How To Create Your Own WordPress Plugin – Best Practice

HL News • February 18, 2014

Creating a site-specific plugin is a best practice when developing in WordPress. It travels with you no matter what theme you are using, and is easy to troubleshoot by disabling if your theme develops issues down the road.

I used to put ALL of my functions in the functions.php page regardless of if they were theme-specific or site-specific, but now I solely use plugins whenever I can, when the function is NOT theme-specific. This helps keep my functions.php page light and short, and easy to sort through.
Basically, any code that you put in your functions.php file that is NOT theme-specific, you should make a plugin for.

Here is the standard layout for a beginning plugin:


/*
Plugin Name: Your Plugin Name
Description: Description of what the plugin does
*/
/* Add Your Functions Below this Line */

/* Stop Adding Functions Below this Line */
?>

I like to save my plugin with the same name that I use for my ‘Plugin Name’, and then I put that plugin-name.php file in a folder with the same name. This saves a TON of headaches later, searching through randomly named plugins, trying to find the one you’re looking for.
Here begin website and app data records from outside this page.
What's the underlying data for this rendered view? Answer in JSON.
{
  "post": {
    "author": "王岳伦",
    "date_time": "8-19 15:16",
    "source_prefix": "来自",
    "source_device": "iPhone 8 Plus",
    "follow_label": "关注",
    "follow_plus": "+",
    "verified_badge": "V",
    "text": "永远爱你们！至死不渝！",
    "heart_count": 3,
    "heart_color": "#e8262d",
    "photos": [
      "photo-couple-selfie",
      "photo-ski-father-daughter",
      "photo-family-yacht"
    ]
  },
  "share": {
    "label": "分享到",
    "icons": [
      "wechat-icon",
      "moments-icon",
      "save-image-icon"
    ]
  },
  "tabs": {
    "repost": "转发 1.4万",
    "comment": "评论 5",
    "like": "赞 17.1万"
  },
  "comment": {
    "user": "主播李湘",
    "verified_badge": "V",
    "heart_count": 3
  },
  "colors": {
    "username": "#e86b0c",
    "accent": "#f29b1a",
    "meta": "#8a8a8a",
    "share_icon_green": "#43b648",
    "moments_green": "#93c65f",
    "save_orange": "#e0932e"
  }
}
Then, just upload that folder to your Plugins directory and activate it through your WordPress Dashboard.

Here’s an example of creating a ‘Encrypt Email’ plugin, as talked about in our post ‘Top 5 Most Useful WordPress Functions & Plugins‘:


/*
Plugin Name: Encrypt Email
Description: Convert email address characters to HTML entities to block those pesky spam bots.
*/

// Hide Email from Spam Bots using a short code place this in your functions file

function HideMail($atts , $content = null ){
if ( ! is_email ($content) )
return;

return '' .antispambot($content). '';
}

// add shortcode for posts and pages
add_shortcode( 'email','HideMail');

// add shortcode for widgets
add_filter('widget_text', 'do_shortcode');

?>

I saved the code above as encrypt-email.php in a folder called encrypt-email and uploaded it my Plugins directory. Now, regardless of the theme that I use, I can insert the shortcode in posts, pages, or widgets, or call the php embed code within any template file.

Happy Coding!

By |February 18th, 2014|Blog, Web Design, WordPress|